## INFORMATION PROVIDED
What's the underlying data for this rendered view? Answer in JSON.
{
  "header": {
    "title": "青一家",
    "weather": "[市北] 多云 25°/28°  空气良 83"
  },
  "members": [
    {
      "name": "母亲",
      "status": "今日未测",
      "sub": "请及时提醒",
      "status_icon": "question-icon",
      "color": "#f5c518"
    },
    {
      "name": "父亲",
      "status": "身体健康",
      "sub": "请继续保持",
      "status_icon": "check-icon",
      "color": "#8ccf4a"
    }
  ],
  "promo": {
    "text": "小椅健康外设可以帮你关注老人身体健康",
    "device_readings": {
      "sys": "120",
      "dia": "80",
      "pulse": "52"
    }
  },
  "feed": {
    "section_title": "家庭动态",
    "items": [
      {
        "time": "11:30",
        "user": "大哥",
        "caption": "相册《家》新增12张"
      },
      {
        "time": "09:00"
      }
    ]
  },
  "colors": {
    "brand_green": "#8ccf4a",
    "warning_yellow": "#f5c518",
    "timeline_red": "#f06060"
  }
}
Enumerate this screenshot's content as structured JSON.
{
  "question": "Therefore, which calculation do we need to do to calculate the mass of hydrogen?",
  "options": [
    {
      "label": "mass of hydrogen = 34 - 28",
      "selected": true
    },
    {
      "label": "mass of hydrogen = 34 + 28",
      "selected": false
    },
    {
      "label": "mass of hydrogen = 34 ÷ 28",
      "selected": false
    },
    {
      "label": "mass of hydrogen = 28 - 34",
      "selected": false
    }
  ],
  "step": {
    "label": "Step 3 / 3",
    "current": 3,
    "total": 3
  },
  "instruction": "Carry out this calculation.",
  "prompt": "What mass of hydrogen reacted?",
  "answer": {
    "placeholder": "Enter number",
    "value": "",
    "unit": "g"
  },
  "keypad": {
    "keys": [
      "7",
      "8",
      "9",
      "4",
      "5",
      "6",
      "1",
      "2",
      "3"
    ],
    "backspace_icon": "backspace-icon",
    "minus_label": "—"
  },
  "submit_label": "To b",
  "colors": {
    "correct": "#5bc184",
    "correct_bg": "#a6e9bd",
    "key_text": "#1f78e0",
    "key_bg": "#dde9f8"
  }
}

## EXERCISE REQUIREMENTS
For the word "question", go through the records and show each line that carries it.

## SOLUTION FOR THIS PROBLEM
      "status_icon": "question-icon",
  "question": "Therefore, which calculation do we need to do to calculate the mass of hydrogen?",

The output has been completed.